*TASK DESCRIPTION:*
After reading the records, print them all again exactly as they stand.

[Excerpts from an interface dataset]
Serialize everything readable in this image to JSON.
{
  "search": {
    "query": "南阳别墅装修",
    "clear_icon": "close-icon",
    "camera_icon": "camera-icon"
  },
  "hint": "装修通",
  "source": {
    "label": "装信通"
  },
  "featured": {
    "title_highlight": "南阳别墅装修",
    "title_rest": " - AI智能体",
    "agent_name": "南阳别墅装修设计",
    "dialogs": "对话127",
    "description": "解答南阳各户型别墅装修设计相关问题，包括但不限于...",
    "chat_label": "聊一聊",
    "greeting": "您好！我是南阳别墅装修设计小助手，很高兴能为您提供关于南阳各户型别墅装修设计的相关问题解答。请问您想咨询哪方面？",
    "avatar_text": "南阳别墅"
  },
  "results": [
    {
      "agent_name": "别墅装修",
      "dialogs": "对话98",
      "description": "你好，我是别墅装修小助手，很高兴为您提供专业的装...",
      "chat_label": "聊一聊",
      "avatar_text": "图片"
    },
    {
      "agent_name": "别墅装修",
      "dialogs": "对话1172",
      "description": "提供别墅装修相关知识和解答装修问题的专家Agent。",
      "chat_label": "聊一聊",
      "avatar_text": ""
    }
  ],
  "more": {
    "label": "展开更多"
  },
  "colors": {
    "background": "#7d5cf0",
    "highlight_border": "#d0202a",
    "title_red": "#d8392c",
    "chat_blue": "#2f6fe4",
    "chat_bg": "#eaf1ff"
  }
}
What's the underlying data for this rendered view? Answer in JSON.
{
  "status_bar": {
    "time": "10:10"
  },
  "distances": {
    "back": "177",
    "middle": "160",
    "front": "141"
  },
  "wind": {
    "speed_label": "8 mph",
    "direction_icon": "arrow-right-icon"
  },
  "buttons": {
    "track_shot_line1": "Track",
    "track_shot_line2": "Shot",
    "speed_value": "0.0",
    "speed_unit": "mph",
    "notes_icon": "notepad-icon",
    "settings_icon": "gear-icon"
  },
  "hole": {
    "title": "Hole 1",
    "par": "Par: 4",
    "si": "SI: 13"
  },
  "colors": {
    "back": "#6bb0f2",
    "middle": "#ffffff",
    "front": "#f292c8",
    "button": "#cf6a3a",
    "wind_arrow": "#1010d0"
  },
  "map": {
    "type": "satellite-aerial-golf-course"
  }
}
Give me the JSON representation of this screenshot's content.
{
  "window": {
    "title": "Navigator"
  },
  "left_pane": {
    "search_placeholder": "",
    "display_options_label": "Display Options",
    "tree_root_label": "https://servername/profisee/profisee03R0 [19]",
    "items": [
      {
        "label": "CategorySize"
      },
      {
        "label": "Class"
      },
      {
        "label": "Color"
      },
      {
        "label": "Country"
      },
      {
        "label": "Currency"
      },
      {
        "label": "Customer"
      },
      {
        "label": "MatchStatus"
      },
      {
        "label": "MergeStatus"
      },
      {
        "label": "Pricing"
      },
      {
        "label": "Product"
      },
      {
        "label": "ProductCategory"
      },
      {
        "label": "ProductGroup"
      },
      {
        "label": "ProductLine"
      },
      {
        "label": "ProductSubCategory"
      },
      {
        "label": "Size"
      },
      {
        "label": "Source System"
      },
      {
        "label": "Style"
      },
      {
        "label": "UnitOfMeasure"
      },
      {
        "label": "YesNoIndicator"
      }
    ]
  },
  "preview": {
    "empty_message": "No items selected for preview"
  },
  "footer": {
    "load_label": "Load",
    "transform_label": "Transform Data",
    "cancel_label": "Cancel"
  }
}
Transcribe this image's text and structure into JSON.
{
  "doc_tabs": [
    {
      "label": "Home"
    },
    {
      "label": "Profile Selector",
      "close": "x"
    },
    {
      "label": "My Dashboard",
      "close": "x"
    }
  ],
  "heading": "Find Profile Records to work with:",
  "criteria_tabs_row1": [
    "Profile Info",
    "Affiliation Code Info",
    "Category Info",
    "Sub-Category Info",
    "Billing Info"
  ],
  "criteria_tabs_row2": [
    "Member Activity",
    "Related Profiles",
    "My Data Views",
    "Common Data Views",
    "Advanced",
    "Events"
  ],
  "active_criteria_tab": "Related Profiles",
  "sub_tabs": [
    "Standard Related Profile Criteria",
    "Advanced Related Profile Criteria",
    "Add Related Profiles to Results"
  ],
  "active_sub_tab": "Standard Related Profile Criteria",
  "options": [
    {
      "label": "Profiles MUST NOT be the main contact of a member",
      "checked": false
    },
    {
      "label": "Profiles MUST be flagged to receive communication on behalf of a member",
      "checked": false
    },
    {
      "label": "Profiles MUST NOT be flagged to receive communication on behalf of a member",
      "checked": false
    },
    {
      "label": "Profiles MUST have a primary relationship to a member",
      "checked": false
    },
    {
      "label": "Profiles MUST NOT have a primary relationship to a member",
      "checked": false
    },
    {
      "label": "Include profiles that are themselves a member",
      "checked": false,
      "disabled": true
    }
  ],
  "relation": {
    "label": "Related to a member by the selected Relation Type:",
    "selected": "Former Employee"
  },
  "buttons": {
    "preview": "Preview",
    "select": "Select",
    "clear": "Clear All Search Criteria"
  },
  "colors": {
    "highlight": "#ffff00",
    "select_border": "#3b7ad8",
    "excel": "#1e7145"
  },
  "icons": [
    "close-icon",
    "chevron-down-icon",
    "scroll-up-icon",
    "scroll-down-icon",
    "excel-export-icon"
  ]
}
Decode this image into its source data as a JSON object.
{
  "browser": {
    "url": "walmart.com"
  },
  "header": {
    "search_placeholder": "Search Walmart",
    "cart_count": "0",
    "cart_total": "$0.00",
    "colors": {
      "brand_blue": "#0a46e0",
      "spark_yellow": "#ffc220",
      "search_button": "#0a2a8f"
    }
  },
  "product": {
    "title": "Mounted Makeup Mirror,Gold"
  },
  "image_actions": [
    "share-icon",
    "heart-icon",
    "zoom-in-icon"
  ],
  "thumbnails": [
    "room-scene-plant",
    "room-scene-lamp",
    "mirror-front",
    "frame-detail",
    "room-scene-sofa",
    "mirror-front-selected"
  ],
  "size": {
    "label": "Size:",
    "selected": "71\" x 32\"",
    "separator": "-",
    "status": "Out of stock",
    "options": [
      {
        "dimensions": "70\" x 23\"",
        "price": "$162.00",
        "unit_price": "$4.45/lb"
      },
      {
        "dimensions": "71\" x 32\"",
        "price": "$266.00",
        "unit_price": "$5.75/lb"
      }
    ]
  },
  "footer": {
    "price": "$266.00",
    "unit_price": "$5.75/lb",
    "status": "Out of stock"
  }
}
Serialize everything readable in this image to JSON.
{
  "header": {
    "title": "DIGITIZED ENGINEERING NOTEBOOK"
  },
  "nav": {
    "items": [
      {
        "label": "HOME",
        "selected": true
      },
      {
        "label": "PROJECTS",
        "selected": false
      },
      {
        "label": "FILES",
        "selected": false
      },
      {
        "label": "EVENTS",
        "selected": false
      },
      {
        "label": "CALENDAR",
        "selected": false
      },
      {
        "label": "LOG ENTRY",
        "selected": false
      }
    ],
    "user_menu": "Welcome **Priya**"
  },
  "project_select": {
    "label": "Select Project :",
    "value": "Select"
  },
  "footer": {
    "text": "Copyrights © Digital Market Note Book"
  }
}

*TASK RESULT:*
Serialize everything readable in this image to JSON.
{
  "search": {
    "query": "南阳别墅装修",
    "clear_icon": "close-icon",
    "camera_icon": "camera-icon"
  },
  "hint": "装修通",
  "source": {
    "label": "装信通"
  },
  "featured": {
    "title_highlight": "南阳别墅装修",
    "title_rest": " - AI智能体",
    "agent_name": "南阳别墅装修设计",
    "dialogs": "对话127",
    "description": "解答南阳各户型别墅装修设计相关问题，包括但不限于...",
    "chat_label": "聊一聊",
    "greeting": "您好！我是南阳别墅装修设计小助手，很高兴能为您提供关于南阳各户型别墅装修设计的相关问题解答。请问您想咨询哪方面？",
    "avatar_text": "南阳别墅"
  },
  "results": [
    {
      "agent_name": "别墅装修",
      "dialogs": "对话98",
      "description": "你好，我是别墅装修小助手，很高兴为您提供专业的装...",
      "chat_label": "聊一聊",
      "avatar_text": "图片"
    },
    {
      "agent_name": "别墅装修",
      "dialogs": "对话1172",
      "description": "提供别墅装修相关知识和解答装修问题的专家Agent。",
      "chat_label": "聊一聊",
      "avatar_text": ""
    }
  ],
  "more": {
    "label": "展开更多"
  },
  "colors": {
    "background": "#7d5cf0",
    "highlight_border": "#d0202a",
    "title_red": "#d8392c",
    "chat_blue": "#2f6fe4",
    "chat_bg": "#eaf1ff"
  }
}
What's the underlying data for this rendered view? Answer in JSON.
{
  "status_bar": {
    "time": "10:10"
  },
  "distances": {
    "back": "177",
    "middle": "160",
    "front": "141"
  },
  "wind": {
    "speed_label": "8 mph",
    "direction_icon": "arrow-right-icon"
  },
  "buttons": {
    "track_shot_line1": "Track",
    "track_shot_line2": "Shot",
    "speed_value": "0.0",
    "speed_unit": "mph",
    "notes_icon": "notepad-icon",
    "settings_icon": "gear-icon"
  },
  "hole": {
    "title": "Hole 1",
    "par": "Par: 4",
    "si": "SI: 13"
  },
  "colors": {
    "back": "#6bb0f2",
    "middle": "#ffffff",
    "front": "#f292c8",
    "button": "#cf6a3a",
    "wind_arrow": "#1010d0"
  },
  "map": {
    "type": "satellite-aerial-golf-course"
  }
}
Give me the JSON representation of this screenshot's content.
{
  "window": {
    "title": "Navigator"
  },
  "left_pane": {
    "search_placeholder": "",
    "display_options_label": "Display Options",
    "tree_root_label": "https://servername/profisee/profisee03R0 [19]",
    "items": [
      {
        "label": "CategorySize"
      },
      {
        "label": "Class"
      },
      {
        "label": "Color"
      },
      {
        "label": "Country"
      },
      {
        "label": "Currency"
      },
      {
        "label": "Customer"
      },
      {
        "label": "MatchStatus"
      },
      {
        "label": "MergeStatus"
      },
      {
        "label": "Pricing"
      },
      {
        "label": "Product"
      },
      {
        "label": "ProductCategory"
      },
      {
        "label": "ProductGroup"
      },
      {
        "label": "ProductLine"
      },
      {
        "label": "ProductSubCategory"
      },
      {
        "label": "Size"
      },
      {
        "label": "Source System"
      },
      {
        "label": "Style"
      },
      {
        "label": "UnitOfMeasure"
      },
      {
        "label": "YesNoIndicator"
      }
    ]
  },
  "preview": {
    "empty_message": "No items selected for preview"
  },
  "footer": {
    "load_label": "Load",
    "transform_label": "Transform Data",
    "cancel_label": "Cancel"
  }
}
Transcribe this image's text and structure into JSON.
{
  "doc_tabs": [
    {
      "label": "Home"
    },
    {
      "label": "Profile Selector",
      "close": "x"
    },
    {
      "label": "My Dashboard",
      "close": "x"
    }
  ],
  "heading": "Find Profile Records to work with:",
  "criteria_tabs_row1": [
    "Profile Info",
    "Affiliation Code Info",
    "Category Info",
    "Sub-Category Info",
    "Billing Info"
  ],
  "criteria_tabs_row2": [
    "Member Activity",
    "Related Profiles",
    "My Data Views",
    "Common Data Views",
    "Advanced",
    "Events"
  ],
  "active_criteria_tab": "Related Profiles",
  "sub_tabs": [
    "Standard Related Profile Criteria",
    "Advanced Related Profile Criteria",
    "Add Related Profiles to Results"
  ],
  "active_sub_tab": "Standard Related Profile Criteria",
  "options": [
    {
      "label": "Profiles MUST NOT be the main contact of a member",
      "checked": false
    },
    {
      "label": "Profiles MUST be flagged to receive communication on behalf of a member",
      "checked": false
    },
    {
      "label": "Profiles MUST NOT be flagged to receive communication on behalf of a member",
      "checked": false
    },
    {
      "label": "Profiles MUST have a primary relationship to a member",
      "checked": false
    },
    {
      "label": "Profiles MUST NOT have a primary relationship to a member",
      "checked": false
    },
    {
      "label": "Include profiles that are themselves a member",
      "checked": false,
      "disabled": true
    }
  ],
  "relation": {
    "label": "Related to a member by the selected Relation Type:",
    "selected": "Former Employee"
  },
  "buttons": {
    "preview": "Preview",
    "select": "Select",
    "clear": "Clear All Search Criteria"
  },
  "colors": {
    "highlight": "#ffff00",
    "select_border": "#3b7ad8",
    "excel": "#1e7145"
  },
  "icons": [
    "close-icon",
    "chevron-down-icon",
    "scroll-up-icon",
    "scroll-down-icon",
    "excel-export-icon"
  ]
}
Decode this image into its source data as a JSON object.
{
  "browser": {
    "url": "walmart.com"
  },
  "header": {
    "search_placeholder": "Search Walmart",
    "cart_count": "0",
    "cart_total": "$0.00",
    "colors": {
      "brand_blue": "#0a46e0",
      "spark_yellow": "#ffc220",
      "search_button": "#0a2a8f"
    }
  },
  "product": {
    "title": "Mounted Makeup Mirror,Gold"
  },
  "image_actions": [
    "share-icon",
    "heart-icon",
    "zoom-in-icon"
  ],
  "thumbnails": [
    "room-scene-plant",
    "room-scene-lamp",
    "mirror-front",
    "frame-detail",
    "room-scene-sofa",
    "mirror-front-selected"
  ],
  "size": {
    "label": "Size:",
    "selected": "71\" x 32\"",
    "separator": "-",
    "status": "Out of stock",
    "options": [
      {
        "dimensions": "70\" x 23\"",
        "price": "$162.00",
        "unit_price": "$4.45/lb"
      },
      {
        "dimensions": "71\" x 32\"",
        "price": "$266.00",
        "unit_price": "$5.75/lb"
      }
    ]
  },
  "footer": {
    "price": "$266.00",
    "unit_price": "$5.75/lb",
    "status": "Out of stock"
  }
}
Serialize everything readable in this image to JSON.
{
  "header": {
    "title": "DIGITIZED ENGINEERING NOTEBOOK"
  },
  "nav": {
    "items": [
      {
        "label": "HOME",
        "selected": true
      },
      {
        "label": "PROJECTS",
        "selected": false
      },
      {
        "label": "FILES",
        "selected": false
      },
      {
        "label": "EVENTS",
        "selected": false
      },
      {
        "label": "CALENDAR",
        "selected": false
      },
      {
        "label": "LOG ENTRY",
        "selected": false
      }
    ],
    "user_menu": "Welcome **Priya**"
  },
  "project_select": {
    "label": "Select Project :",
    "value": "Select"
  },
  "footer": {
    "text": "Copyrights © Digital Market Note Book"
  }
}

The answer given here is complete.